● **Source records**
┄┄┄┄┄┄

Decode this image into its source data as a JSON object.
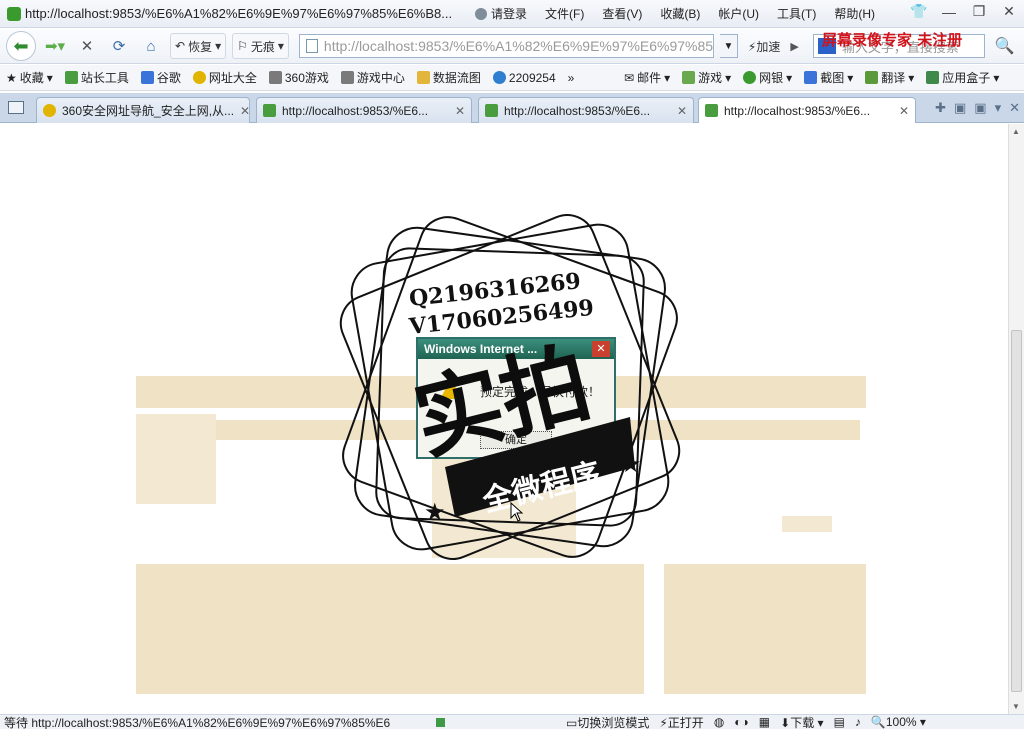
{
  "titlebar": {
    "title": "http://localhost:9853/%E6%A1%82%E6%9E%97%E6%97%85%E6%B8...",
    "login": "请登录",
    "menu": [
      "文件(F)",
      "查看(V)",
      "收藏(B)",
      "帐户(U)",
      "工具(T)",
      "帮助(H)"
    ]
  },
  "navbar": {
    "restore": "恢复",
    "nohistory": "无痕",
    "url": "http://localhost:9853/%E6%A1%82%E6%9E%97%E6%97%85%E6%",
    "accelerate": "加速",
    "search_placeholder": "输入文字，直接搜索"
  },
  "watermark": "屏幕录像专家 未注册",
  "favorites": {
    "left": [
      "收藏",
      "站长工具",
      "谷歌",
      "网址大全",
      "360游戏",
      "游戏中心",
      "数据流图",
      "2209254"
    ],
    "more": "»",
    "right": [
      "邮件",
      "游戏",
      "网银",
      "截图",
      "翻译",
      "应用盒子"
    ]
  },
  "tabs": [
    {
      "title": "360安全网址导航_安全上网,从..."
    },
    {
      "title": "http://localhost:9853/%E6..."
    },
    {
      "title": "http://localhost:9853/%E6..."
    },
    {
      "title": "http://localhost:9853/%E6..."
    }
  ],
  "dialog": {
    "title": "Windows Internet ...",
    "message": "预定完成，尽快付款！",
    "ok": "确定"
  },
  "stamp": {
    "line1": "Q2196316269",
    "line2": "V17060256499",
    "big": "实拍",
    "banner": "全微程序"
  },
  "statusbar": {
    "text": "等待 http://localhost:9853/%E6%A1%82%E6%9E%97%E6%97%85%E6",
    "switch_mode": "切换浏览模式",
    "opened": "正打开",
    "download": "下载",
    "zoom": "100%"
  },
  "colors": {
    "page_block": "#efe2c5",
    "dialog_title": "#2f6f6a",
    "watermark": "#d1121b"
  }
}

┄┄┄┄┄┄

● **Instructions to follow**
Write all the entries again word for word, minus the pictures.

● **Exercise solution**
Decode this image into its source data as a JSON object.
{
  "titlebar": {
    "title": "http://localhost:9853/%E6%A1%82%E6%9E%97%E6%97%85%E6%B8...",
    "login": "请登录",
    "menu": [
      "文件(F)",
      "查看(V)",
      "收藏(B)",
      "帐户(U)",
      "工具(T)",
      "帮助(H)"
    ]
  },
  "navbar": {
    "restore": "恢复",
    "nohistory": "无痕",
    "url": "http://localhost:9853/%E6%A1%82%E6%9E%97%E6%97%85%E6%",
    "accelerate": "加速",
    "search_placeholder": "输入文字，直接搜索"
  },
  "watermark": "屏幕录像专家 未注册",
  "favorites": {
    "left": [
      "收藏",
      "站长工具",
      "谷歌",
      "网址大全",
      "360游戏",
      "游戏中心",
      "数据流图",
      "2209254"
    ],
    "more": "»",
    "right": [
      "邮件",
      "游戏",
      "网银",
      "截图",
      "翻译",
      "应用盒子"
    ]
  },
  "tabs": [
    {
      "title": "360安全网址导航_安全上网,从..."
    },
    {
      "title": "http://localhost:9853/%E6..."
    },
    {
      "title": "http://localhost:9853/%E6..."
    },
    {
      "title": "http://localhost:9853/%E6..."
    }
  ],
  "dialog": {
    "title": "Windows Internet ...",
    "message": "预定完成，尽快付款！",
    "ok": "确定"
  },
  "stamp": {
    "line1": "Q2196316269",
    "line2": "V17060256499",
    "big": "实拍",
    "banner": "全微程序"
  },
  "statusbar": {
    "text": "等待 http://localhost:9853/%E6%A1%82%E6%9E%97%E6%97%85%E6",
    "switch_mode": "切换浏览模式",
    "opened": "正打开",
    "download": "下载",
    "zoom": "100%"
  },
  "colors": {
    "page_block": "#efe2c5",
    "dialog_title": "#2f6f6a",
    "watermark": "#d1121b"
  }
}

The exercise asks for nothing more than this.